14 January 2021
Most plans contain “good leaver” and “bad leaver” provisions. Globally, good leavers are generally allowed to keep their awards, whereas bad leavers lose their awards.
For many years it has been well known that German labour law is very employee friendly. There has always been a risk that companies could not rely on their bad leaver termination provisions in Germany. However, a recent case means that bad leaver termination provisions are now more likely to be enforceable. The case was decided by the Berlin-Brandenburg Regional Labour Court.
The key facts were:
- The incentive plan had been approved by the local German works council.
- The incentive plan had a cut-off date – so that if an individual left before that date they lost their awards. This was a classic bad leaver provision.
- The individual terminated their employment before the cut-off date set out in the plan rules.
- The Court upheld the bad leaver provision.
In the Court’s view, the cut-off date clause was legally valid and enforceable for two reasons:

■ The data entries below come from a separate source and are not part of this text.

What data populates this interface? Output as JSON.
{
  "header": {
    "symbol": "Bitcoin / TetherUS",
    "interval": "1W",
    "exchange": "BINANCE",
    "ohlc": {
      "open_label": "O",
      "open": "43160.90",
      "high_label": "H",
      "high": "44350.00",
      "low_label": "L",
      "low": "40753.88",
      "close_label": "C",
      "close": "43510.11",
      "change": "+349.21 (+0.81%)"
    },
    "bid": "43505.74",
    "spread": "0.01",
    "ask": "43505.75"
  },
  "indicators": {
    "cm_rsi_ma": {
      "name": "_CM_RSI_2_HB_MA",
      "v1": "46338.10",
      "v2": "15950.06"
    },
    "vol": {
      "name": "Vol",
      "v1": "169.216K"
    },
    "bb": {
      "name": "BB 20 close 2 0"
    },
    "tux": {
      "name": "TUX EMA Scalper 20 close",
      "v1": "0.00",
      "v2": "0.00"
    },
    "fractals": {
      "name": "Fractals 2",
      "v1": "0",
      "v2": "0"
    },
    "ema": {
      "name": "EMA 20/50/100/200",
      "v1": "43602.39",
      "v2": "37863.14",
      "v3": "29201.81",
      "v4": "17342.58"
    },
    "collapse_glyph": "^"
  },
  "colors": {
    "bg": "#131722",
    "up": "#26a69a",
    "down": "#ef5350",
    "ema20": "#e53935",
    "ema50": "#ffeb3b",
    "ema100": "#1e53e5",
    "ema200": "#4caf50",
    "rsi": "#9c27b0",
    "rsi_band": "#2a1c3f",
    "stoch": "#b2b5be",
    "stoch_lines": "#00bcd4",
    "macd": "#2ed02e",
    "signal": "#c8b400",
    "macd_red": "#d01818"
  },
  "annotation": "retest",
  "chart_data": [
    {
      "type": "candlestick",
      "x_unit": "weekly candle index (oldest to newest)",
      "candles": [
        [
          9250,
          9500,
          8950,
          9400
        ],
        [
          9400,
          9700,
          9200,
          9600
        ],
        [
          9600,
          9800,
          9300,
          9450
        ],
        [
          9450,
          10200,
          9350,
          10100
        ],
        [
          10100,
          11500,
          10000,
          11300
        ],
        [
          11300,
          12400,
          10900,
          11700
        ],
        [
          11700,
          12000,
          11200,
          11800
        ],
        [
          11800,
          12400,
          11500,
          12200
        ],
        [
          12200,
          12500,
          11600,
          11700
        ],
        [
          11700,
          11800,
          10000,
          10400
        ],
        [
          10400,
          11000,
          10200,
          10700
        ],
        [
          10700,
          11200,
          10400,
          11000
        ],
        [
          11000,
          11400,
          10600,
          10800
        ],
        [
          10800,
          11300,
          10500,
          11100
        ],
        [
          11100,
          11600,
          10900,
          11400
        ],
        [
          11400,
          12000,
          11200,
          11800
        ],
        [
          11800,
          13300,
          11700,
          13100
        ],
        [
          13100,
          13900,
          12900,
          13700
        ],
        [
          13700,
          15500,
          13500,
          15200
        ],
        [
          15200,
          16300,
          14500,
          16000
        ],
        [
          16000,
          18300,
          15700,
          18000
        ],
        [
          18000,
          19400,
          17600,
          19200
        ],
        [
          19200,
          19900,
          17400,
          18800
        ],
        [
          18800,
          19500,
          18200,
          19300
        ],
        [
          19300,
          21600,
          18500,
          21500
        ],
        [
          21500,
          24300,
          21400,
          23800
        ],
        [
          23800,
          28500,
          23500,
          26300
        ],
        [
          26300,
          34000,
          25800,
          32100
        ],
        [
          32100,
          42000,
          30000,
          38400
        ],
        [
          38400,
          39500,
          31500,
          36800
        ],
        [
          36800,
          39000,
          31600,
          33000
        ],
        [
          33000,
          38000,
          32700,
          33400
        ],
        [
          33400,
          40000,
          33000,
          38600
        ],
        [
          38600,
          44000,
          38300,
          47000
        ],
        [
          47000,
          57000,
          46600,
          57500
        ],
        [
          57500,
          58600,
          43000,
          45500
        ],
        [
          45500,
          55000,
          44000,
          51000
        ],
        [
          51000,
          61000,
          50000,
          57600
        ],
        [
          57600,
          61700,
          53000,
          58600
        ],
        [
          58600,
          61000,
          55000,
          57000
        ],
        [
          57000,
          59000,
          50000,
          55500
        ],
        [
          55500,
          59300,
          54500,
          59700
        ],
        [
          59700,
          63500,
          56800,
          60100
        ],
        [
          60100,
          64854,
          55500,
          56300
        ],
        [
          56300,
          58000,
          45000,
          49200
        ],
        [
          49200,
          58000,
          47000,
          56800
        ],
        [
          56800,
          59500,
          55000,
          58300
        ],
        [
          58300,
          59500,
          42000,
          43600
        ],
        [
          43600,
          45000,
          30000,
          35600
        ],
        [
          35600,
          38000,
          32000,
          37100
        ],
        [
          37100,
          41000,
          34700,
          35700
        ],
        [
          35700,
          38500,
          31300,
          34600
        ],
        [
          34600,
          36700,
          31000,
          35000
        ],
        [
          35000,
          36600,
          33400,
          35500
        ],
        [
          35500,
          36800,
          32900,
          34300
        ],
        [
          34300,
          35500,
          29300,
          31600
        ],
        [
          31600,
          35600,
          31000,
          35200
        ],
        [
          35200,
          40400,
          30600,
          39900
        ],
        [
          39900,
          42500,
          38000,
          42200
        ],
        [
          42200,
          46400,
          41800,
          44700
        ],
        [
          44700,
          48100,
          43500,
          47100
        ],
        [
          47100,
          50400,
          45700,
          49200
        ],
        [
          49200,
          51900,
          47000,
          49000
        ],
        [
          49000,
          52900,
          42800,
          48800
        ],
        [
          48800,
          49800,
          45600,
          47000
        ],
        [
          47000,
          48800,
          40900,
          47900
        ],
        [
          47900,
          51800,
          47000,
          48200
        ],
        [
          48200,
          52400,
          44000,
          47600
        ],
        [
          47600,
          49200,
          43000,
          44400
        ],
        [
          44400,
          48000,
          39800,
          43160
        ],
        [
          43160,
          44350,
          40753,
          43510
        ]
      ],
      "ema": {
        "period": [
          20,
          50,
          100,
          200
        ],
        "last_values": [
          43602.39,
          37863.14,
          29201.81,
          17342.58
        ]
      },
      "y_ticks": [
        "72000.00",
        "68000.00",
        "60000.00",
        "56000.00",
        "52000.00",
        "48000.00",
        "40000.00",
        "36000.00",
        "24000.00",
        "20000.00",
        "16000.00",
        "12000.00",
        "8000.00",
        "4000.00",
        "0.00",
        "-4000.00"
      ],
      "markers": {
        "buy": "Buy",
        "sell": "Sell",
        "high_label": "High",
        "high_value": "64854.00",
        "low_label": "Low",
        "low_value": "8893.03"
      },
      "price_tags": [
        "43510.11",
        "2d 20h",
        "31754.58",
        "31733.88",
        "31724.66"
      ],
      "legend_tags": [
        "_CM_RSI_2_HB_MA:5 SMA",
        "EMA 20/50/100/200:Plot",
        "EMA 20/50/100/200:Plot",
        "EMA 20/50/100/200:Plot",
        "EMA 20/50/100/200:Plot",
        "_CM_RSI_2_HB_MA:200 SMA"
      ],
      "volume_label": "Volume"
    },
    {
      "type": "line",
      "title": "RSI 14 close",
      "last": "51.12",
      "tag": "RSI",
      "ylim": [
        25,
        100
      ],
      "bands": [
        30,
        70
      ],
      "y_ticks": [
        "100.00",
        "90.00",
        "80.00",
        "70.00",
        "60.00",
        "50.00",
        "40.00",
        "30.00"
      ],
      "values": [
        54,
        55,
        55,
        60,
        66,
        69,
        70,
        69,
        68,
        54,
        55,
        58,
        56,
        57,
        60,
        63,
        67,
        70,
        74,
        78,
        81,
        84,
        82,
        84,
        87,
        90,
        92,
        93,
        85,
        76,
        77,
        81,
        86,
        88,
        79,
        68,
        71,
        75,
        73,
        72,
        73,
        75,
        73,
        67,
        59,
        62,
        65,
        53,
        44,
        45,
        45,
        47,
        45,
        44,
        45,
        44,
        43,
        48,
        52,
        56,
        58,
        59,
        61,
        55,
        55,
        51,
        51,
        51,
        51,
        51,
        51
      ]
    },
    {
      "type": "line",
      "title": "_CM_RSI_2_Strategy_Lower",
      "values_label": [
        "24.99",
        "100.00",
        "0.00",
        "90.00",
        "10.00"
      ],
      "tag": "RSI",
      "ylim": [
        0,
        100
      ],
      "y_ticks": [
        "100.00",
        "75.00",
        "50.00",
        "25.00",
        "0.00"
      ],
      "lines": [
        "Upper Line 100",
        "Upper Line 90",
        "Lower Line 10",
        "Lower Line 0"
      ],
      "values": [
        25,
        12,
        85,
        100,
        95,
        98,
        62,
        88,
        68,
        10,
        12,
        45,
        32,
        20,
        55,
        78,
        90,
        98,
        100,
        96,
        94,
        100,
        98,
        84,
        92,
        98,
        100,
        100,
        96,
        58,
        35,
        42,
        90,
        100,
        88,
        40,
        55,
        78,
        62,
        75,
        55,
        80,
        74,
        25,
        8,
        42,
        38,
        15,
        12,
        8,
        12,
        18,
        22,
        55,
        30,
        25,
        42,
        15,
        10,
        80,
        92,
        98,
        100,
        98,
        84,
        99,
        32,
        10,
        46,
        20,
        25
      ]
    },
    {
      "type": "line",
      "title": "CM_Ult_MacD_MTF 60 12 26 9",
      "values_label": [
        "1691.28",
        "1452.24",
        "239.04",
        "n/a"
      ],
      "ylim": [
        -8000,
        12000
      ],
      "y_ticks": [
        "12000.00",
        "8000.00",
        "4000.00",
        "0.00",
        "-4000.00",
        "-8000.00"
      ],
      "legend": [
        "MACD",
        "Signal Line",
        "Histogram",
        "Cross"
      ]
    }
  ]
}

- Because it was not only related to the plaintiff’s performance – but also to their loyalty. The plan was designed to increase retention. The Court made clear that if the payment had depended solely on performance they would not have upheld the provision; and
- The plan had been approved by the works council. A previous decision in 2013 went the other way – but in that case the contract was an individual contract and was not agreed by the works council.
This case is good news. It does not mean that bad leaver provisions will now always be enforced in Germany – but it does mean that those provisions are more likely to be enforced if:
- The award is clearly to record loyalty as well as performance; and
- If the plan is approved by the works council.
We understand that works council approval can be time consuming to obtain. However, if you have a significant German employee population, it may be worth the effort of getting works council approval to improve enforceability.
If you would like to discuss this update, or anything else, please do contact us.
Sally Blanchflower and Sharon Thwaites